◆ Data shown ◆
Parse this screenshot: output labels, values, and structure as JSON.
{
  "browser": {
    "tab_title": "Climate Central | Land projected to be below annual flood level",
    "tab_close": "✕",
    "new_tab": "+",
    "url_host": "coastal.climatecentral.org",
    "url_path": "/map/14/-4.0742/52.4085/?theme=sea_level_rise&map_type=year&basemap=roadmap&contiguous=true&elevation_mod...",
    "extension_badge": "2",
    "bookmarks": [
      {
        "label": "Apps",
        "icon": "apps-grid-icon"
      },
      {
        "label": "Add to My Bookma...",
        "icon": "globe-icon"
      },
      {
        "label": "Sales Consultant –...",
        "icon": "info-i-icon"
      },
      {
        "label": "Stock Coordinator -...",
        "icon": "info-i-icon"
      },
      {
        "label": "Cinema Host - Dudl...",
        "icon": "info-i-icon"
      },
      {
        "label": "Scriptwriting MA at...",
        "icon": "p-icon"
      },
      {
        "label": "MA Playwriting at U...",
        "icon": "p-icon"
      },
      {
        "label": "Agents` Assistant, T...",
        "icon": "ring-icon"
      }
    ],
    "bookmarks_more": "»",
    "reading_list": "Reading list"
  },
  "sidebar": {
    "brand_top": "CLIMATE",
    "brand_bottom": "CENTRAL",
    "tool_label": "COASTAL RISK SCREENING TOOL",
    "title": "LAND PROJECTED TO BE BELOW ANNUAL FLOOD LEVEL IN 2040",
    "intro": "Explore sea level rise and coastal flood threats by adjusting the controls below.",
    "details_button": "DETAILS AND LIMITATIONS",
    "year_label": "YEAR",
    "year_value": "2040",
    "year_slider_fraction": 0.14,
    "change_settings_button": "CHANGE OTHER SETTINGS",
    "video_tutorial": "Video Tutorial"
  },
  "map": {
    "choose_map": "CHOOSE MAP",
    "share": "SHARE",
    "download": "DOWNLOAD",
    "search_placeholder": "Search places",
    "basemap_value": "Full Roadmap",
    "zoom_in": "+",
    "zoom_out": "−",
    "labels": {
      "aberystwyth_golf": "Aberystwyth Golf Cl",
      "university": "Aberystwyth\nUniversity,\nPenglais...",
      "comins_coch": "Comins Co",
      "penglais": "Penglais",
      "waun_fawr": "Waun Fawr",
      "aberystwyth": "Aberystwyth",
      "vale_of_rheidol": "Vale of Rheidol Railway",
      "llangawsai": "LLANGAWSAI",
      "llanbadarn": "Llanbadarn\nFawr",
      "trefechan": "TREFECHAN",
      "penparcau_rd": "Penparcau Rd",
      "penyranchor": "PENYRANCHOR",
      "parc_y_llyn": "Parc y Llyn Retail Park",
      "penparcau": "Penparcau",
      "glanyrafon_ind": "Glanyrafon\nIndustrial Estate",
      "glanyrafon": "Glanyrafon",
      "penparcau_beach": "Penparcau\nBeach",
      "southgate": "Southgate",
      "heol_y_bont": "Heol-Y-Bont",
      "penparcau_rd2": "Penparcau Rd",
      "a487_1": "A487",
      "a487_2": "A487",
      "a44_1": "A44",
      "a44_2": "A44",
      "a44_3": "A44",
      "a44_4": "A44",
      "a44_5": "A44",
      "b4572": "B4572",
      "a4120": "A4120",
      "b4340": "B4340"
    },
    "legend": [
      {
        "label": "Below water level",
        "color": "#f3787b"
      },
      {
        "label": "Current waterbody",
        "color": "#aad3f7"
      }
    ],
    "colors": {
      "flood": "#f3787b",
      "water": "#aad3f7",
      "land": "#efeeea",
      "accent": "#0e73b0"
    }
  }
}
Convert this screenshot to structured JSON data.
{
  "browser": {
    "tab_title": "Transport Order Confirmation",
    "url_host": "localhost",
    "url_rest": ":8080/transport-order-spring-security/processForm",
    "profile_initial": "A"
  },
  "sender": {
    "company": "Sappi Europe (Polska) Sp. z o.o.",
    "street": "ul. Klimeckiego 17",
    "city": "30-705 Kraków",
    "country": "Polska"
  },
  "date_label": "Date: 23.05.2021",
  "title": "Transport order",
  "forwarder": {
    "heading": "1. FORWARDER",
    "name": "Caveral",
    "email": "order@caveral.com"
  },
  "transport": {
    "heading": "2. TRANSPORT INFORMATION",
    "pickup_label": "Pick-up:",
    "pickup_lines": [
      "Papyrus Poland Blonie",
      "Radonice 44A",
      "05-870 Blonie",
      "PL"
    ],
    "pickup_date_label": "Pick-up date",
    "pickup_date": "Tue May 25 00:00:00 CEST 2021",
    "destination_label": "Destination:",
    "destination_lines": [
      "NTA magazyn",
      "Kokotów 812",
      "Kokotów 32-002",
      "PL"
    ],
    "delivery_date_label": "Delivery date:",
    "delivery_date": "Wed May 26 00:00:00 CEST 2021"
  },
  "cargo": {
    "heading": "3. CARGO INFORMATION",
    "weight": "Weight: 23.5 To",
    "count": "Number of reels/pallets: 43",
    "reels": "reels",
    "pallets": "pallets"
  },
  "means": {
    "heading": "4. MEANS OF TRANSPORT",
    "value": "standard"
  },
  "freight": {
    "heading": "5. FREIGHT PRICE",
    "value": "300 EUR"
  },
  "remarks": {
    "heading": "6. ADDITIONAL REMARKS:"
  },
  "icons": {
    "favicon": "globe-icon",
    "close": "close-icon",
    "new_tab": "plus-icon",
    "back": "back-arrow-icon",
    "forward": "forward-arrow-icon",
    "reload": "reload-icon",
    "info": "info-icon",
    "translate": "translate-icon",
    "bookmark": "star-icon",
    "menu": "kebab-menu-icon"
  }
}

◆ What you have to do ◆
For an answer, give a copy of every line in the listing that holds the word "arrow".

◆ Finished task ◆
    "back": "back-arrow-icon",
    "forward": "forward-arrow-icon",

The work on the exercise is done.